An exact copy of all entries is the expected answer.

BEGIN EXCERPTED DATA

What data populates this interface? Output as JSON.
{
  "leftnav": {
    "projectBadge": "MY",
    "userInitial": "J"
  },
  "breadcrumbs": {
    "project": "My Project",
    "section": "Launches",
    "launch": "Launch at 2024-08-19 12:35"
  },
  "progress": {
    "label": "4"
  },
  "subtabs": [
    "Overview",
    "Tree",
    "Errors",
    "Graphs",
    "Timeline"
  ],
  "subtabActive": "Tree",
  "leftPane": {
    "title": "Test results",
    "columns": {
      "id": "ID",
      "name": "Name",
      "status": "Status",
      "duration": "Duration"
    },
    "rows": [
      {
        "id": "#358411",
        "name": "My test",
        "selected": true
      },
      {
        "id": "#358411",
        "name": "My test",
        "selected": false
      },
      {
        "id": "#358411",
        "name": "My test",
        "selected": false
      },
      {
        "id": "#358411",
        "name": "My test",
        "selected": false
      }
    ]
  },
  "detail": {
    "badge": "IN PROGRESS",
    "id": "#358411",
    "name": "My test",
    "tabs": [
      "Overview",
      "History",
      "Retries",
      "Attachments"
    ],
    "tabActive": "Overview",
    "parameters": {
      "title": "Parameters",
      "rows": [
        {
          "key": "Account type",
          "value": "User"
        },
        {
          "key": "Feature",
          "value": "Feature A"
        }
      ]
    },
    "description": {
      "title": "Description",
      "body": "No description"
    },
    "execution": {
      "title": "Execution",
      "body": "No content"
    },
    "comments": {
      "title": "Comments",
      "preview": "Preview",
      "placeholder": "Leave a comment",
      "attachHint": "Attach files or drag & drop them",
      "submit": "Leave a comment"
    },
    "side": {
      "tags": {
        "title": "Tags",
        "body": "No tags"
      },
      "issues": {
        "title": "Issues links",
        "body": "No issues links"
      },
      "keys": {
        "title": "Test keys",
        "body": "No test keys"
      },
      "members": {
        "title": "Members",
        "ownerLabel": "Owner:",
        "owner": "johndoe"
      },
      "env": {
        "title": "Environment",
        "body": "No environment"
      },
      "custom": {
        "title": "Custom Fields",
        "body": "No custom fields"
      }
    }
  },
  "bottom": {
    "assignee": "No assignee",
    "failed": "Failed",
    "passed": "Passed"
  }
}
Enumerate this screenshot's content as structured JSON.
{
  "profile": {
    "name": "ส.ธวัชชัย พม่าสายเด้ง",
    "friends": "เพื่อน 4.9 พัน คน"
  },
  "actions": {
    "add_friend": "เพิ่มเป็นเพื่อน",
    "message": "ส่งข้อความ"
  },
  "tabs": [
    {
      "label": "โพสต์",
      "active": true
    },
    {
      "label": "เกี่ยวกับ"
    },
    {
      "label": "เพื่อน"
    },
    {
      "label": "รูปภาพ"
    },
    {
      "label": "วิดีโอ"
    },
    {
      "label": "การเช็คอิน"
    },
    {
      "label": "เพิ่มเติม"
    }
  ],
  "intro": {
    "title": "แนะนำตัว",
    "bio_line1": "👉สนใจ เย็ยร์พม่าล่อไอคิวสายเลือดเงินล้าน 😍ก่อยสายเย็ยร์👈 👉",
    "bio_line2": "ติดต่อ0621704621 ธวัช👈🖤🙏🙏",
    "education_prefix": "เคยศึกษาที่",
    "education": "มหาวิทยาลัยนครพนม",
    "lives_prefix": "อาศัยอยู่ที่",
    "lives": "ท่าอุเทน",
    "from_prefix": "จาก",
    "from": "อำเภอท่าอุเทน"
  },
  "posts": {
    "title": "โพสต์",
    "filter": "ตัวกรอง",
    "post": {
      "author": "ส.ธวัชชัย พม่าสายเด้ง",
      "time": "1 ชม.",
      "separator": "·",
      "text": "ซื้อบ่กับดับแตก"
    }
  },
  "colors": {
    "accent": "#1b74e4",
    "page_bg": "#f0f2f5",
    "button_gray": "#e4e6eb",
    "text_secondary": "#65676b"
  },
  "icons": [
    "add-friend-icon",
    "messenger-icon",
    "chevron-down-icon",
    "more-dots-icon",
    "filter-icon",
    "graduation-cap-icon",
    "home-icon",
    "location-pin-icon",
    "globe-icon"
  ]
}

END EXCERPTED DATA

### SOLUTION BELOW
What data populates this interface? Output as JSON.
{
  "leftnav": {
    "projectBadge": "MY",
    "userInitial": "J"
  },
  "breadcrumbs": {
    "project": "My Project",
    "section": "Launches",
    "launch": "Launch at 2024-08-19 12:35"
  },
  "progress": {
    "label": "4"
  },
  "subtabs": [
    "Overview",
    "Tree",
    "Errors",
    "Graphs",
    "Timeline"
  ],
  "subtabActive": "Tree",
  "leftPane": {
    "title": "Test results",
    "columns": {
      "id": "ID",
      "name": "Name",
      "status": "Status",
      "duration": "Duration"
    },
    "rows": [
      {
        "id": "#358411",
        "name": "My test",
        "selected": true
      },
      {
        "id": "#358411",
        "name": "My test",
        "selected": false
      },
      {
        "id": "#358411",
        "name": "My test",
        "selected": false
      },
      {
        "id": "#358411",
        "name": "My test",
        "selected": false
      }
    ]
  },
  "detail": {
    "badge": "IN PROGRESS",
    "id": "#358411",
    "name": "My test",
    "tabs": [
      "Overview",
      "History",
      "Retries",
      "Attachments"
    ],
    "tabActive": "Overview",
    "parameters": {
      "title": "Parameters",
      "rows": [
        {
          "key": "Account type",
          "value": "User"
        },
        {
          "key": "Feature",
          "value": "Feature A"
        }
      ]
    },
    "description": {
      "title": "Description",
      "body": "No description"
    },
    "execution": {
      "title": "Execution",
      "body": "No content"
    },
    "comments": {
      "title": "Comments",
      "preview": "Preview",
      "placeholder": "Leave a comment",
      "attachHint": "Attach files or drag & drop them",
      "submit": "Leave a comment"
    },
    "side": {
      "tags": {
        "title": "Tags",
        "body": "No tags"
      },
      "issues": {
        "title": "Issues links",
        "body": "No issues links"
      },
      "keys": {
        "title": "Test keys",
        "body": "No test keys"
      },
      "members": {
        "title": "Members",
        "ownerLabel": "Owner:",
        "owner": "johndoe"
      },
      "env": {
        "title": "Environment",
        "body": "No environment"
      },
      "custom": {
        "title": "Custom Fields",
        "body": "No custom fields"
      }
    }
  },
  "bottom": {
    "assignee": "No assignee",
    "failed": "Failed",
    "passed": "Passed"
  }
}
Enumerate this screenshot's content as structured JSON.
{
  "profile": {
    "name": "ส.ธวัชชัย พม่าสายเด้ง",
    "friends": "เพื่อน 4.9 พัน คน"
  },
  "actions": {
    "add_friend": "เพิ่มเป็นเพื่อน",
    "message": "ส่งข้อความ"
  },
  "tabs": [
    {
      "label": "โพสต์",
      "active": true
    },
    {
      "label": "เกี่ยวกับ"
    },
    {
      "label": "เพื่อน"
    },
    {
      "label": "รูปภาพ"
    },
    {
      "label": "วิดีโอ"
    },
    {
      "label": "การเช็คอิน"
    },
    {
      "label": "เพิ่มเติม"
    }
  ],
  "intro": {
    "title": "แนะนำตัว",
    "bio_line1": "👉สนใจ เย็ยร์พม่าล่อไอคิวสายเลือดเงินล้าน 😍ก่อยสายเย็ยร์👈 👉",
    "bio_line2": "ติดต่อ0621704621 ธวัช👈🖤🙏🙏",
    "education_prefix": "เคยศึกษาที่",
    "education": "มหาวิทยาลัยนครพนม",
    "lives_prefix": "อาศัยอยู่ที่",
    "lives": "ท่าอุเทน",
    "from_prefix": "จาก",
    "from": "อำเภอท่าอุเทน"
  },
  "posts": {
    "title": "โพสต์",
    "filter": "ตัวกรอง",
    "post": {
      "author": "ส.ธวัชชัย พม่าสายเด้ง",
      "time": "1 ชม.",
      "separator": "·",
      "text": "ซื้อบ่กับดับแตก"
    }
  },
  "colors": {
    "accent": "#1b74e4",
    "page_bg": "#f0f2f5",
    "button_gray": "#e4e6eb",
    "text_secondary": "#65676b"
  },
  "icons": [
    "add-friend-icon",
    "messenger-icon",
    "chevron-down-icon",
    "more-dots-icon",
    "filter-icon",
    "graduation-cap-icon",
    "home-icon",
    "location-pin-icon",
    "globe-icon"
  ]
}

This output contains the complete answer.